From his break in 1992 playing Bank Nerd No. 2 in the sitcom “Married With Children,” to his
supporting role on the HBO hit “Six Feet Under,” to a part in last year’s “Spider-Man 3,” Tim Maculan has navigated Hollywood more successfully than most actors.
Lately, though, Mr. Maculan, 45, says the actor’s place in the entertainment industry’s economic food chain has changed. And for middle-income working actors like him, it’s not for the better. “It’s not about networks being cheap or evil,” Mr. Maculan said. “It’s just that the industry is dramatically different than it was even five years ago.”
Mr. Maculan, a sarcastic character actor with a wicked grin, rattles off a list of industry shifts that have made it harder for middle-income actors to earn a living. Reality shows have crowded out scripted programs, comedies in particular.

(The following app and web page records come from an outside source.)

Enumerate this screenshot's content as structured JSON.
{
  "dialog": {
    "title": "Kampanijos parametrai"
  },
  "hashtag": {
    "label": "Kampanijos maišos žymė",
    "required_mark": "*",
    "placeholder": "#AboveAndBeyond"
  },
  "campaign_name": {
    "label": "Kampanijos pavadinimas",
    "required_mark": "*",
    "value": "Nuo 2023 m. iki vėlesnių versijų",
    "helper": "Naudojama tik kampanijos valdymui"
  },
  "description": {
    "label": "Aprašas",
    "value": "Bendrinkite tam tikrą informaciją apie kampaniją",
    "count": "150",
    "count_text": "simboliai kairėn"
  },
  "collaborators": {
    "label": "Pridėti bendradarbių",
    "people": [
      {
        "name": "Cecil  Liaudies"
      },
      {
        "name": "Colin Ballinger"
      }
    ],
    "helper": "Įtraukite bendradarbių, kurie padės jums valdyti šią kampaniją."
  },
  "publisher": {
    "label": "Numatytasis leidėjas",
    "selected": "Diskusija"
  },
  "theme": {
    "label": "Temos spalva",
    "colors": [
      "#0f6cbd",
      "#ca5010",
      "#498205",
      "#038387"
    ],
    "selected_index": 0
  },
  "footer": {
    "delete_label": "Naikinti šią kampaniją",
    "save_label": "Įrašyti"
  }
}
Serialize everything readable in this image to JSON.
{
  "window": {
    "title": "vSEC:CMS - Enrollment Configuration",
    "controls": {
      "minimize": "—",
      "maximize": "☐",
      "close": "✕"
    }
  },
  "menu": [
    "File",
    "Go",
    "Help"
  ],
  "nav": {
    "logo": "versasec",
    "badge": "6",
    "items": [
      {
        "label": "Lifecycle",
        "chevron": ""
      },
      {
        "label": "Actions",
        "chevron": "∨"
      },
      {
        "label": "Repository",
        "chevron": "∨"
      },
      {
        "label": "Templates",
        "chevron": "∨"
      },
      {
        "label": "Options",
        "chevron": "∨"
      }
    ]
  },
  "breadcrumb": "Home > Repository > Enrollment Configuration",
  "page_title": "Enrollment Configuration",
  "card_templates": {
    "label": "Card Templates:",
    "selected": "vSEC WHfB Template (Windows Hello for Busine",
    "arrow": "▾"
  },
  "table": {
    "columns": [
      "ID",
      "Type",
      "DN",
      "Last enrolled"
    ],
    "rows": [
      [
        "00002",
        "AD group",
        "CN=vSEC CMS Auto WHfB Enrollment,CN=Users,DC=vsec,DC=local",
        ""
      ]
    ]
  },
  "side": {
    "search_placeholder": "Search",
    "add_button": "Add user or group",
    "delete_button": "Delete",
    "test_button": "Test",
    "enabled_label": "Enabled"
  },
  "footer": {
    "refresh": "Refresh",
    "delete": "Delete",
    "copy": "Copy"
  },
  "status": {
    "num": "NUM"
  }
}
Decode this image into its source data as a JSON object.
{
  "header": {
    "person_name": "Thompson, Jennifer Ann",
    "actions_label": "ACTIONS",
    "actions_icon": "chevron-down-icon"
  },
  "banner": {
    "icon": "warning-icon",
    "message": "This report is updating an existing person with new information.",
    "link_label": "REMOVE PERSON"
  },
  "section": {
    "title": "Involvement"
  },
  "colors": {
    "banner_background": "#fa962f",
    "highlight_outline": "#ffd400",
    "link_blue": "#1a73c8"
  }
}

The studios are making fewer movies, and the ones they are making are less actor-driven. Networks like NBC have virtually stopped filming pilot episodes, meaning they are hiring fewer actors. Voice-over work, once a staple for less-known actors, is outsourced to other countries or given to A-list stars.
The Screen Actors Guild, now embroiled in negotiations with film and television producers over a new contract, has made the plight of the middle-income actor the centerpiece of its campaign for more lucrative terms. The guild is seeking increases for everything from reimbursement rates for car mileage to continuing payments called residuals. Guild leaders say the economic situation is so severe that they have no choice but to take a militant stance at the negotiating table.

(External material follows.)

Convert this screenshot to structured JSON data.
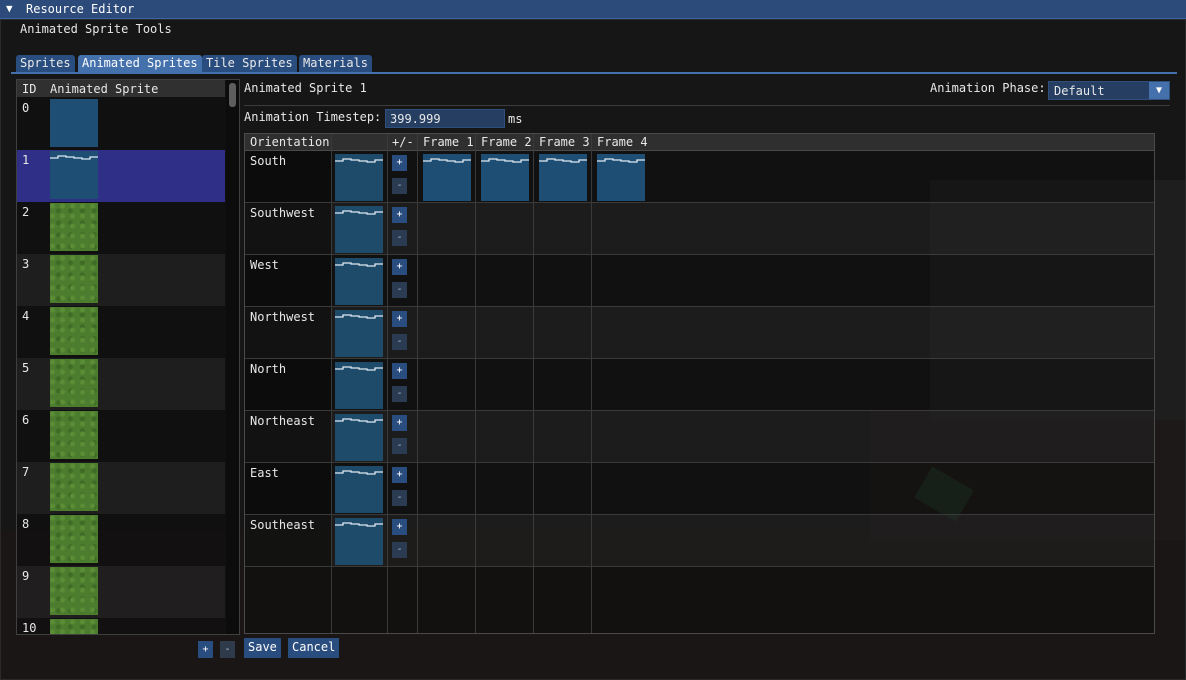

The guild’s contract, which covers about 122,000 actor members, expires at midnight Monday. Because the two sides remain far apart on most issues, Hollywood has been on edge about a strike, taking care, for instance, to wrap production on films so costly location shoots are not drawn out.

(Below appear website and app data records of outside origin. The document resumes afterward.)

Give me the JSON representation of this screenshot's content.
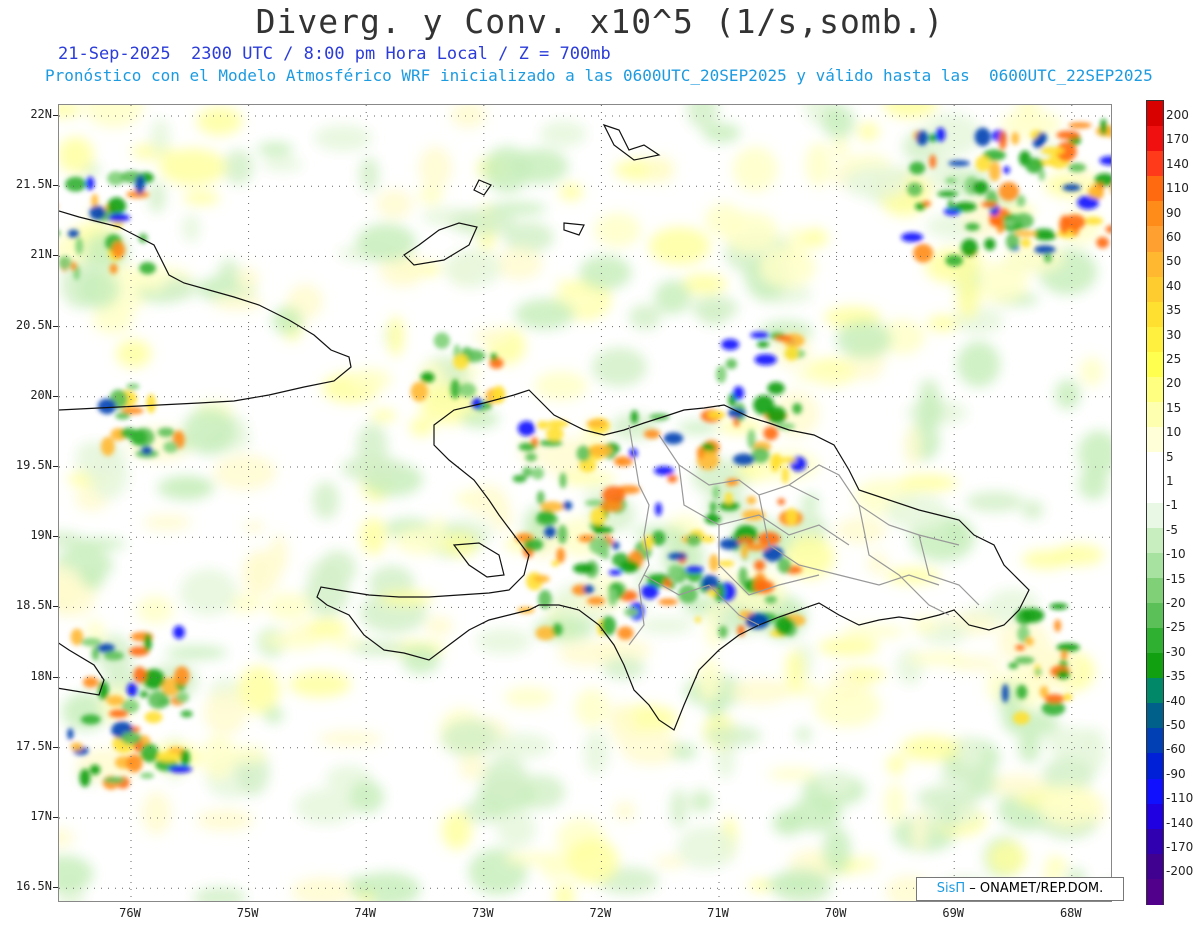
{
  "title": "Diverg. y Conv. x10^5 (1/s,somb.)",
  "subtitle_date": "21-Sep-2025  2300 UTC / 8:00 pm Hora Local / Z = 700mb",
  "subtitle_model": "Pronóstico con el Modelo Atmosférico WRF inicializado a las 0600UTC_20SEP2025 y válido hasta las  0600UTC_22SEP2025",
  "latitude_labels": [
    "22N",
    "21.5N",
    "21N",
    "20.5N",
    "20N",
    "19.5N",
    "19N",
    "18.5N",
    "18N",
    "17.5N",
    "17N",
    "16.5N"
  ],
  "longitude_labels": [
    "76W",
    "75W",
    "74W",
    "73W",
    "72W",
    "71W",
    "70W",
    "69W",
    "68W"
  ],
  "colorbar": {
    "labels": [
      "200",
      "170",
      "140",
      "110",
      "90",
      "60",
      "50",
      "40",
      "35",
      "30",
      "25",
      "20",
      "15",
      "10",
      "5",
      "1",
      "-1",
      "-5",
      "-10",
      "-15",
      "-20",
      "-25",
      "-30",
      "-35",
      "-40",
      "-50",
      "-60",
      "-90",
      "-110",
      "-140",
      "-170",
      "-200"
    ],
    "colors": [
      "#d90000",
      "#f01010",
      "#ff3a1a",
      "#ff6a10",
      "#ff8c18",
      "#ffa030",
      "#ffb830",
      "#ffcc30",
      "#ffe030",
      "#fff040",
      "#ffff50",
      "#ffff80",
      "#ffffb0",
      "#ffffd8",
      "#ffffff",
      "#ffffff",
      "#e8f8e4",
      "#c8eec0",
      "#a8e2a0",
      "#80d078",
      "#5cc058",
      "#30b030",
      "#10a010",
      "#008868",
      "#00608a",
      "#0040b4",
      "#0020d8",
      "#1010ff",
      "#2000e0",
      "#3000b0",
      "#400090",
      "#50008a"
    ]
  },
  "credit": {
    "logo": "SisΠ",
    "text": " – ONAMET/REP.DOM."
  }
}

But no strike can take place until about Aug. 1 at the earliest. Guild leaders have yet to call for a strike authorization vote, which must be put before the entire membership and approved by 75 percent of voters. Carrie White, a spokeswoman for the Screen Actors Guild, said on Friday that the process would take up to three weeks.
The guild has strongly indicated that it will not consider calling for a strike vote until July 8, when a second actors’ union, the American Federation of Television and Radio Artists, releases the results of a ratification vote on its new contract. That union reached an accord with studios and networks in May and shares about 44,000 members with the Screen Actors Guild.
“Any talk about a strike or a management lockout at this point is simply a distraction,” Alan Rosenberg, the president of the guild, said in a statement Sunday. He added that guild negotiators have been “coming to the bargaining table every day in good faith.”
The two unions have been sparring in recent weeks, with each side lining up marquee stars to push its own agenda.
Aftra, the smaller of the two, wants members to ratify its deal and move on; SAG thinks the rival union negotiated a bad deal, particularly on issues of digital media, and wants to keep fighting for a better one. It worries that its leverage at the bargaining table will evaporate if Aftra members approve their contract by a solid margin.
Like most Hollywood labor organizations, SAG bears little resemblance to unions as most Americans know them.
Most unions represent workers with wallets of similar size, but SAG is a hodgepodge of wildly varying careers. On one extreme, SAG represents stars like Will Smith, who will take home well over $20 million from his coming film “Hancock” once all the receipts are counted. The bulk of its members, about two-thirds, according to some estimates, make less than $1,000 a year from acting, either because they can find no work or because they have moved on to other careers but kept up their dues.
SAG said the average annual income for its membership was $52,000 a year. The guild said it could provide no other economic statistics about its membership, however.
(See how the two actors unions collide in the video).